Of the lines below, count those containing the word "value". Reply with the number alone.

Items from a dataset
_ _ _
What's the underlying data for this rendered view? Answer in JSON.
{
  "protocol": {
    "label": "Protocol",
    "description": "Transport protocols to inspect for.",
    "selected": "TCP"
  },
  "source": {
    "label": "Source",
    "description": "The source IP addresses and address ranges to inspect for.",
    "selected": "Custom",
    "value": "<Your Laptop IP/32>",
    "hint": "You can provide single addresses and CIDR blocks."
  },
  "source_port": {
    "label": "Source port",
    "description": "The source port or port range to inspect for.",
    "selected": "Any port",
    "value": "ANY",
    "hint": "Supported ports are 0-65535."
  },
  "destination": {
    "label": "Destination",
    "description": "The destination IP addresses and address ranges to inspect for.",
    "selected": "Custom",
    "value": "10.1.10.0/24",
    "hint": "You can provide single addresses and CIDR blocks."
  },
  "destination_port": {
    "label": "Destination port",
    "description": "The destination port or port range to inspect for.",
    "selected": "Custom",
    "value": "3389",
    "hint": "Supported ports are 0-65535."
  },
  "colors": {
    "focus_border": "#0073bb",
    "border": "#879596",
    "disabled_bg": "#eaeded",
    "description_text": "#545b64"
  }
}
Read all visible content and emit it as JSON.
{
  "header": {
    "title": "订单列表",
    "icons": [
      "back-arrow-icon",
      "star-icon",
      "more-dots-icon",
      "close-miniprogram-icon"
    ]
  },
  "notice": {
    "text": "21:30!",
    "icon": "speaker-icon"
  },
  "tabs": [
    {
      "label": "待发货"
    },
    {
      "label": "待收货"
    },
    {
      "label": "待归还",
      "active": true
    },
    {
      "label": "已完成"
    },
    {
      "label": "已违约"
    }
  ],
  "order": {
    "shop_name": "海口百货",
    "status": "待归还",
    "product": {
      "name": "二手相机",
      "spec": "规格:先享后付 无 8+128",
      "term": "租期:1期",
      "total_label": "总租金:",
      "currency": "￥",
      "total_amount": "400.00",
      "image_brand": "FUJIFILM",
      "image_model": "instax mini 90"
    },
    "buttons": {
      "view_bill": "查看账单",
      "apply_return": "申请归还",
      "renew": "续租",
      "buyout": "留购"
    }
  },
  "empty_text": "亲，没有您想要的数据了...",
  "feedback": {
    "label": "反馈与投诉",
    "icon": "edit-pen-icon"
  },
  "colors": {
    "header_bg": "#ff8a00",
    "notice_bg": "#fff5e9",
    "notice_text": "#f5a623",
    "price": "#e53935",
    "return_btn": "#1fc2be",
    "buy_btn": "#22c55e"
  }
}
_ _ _
# [Your solution]
4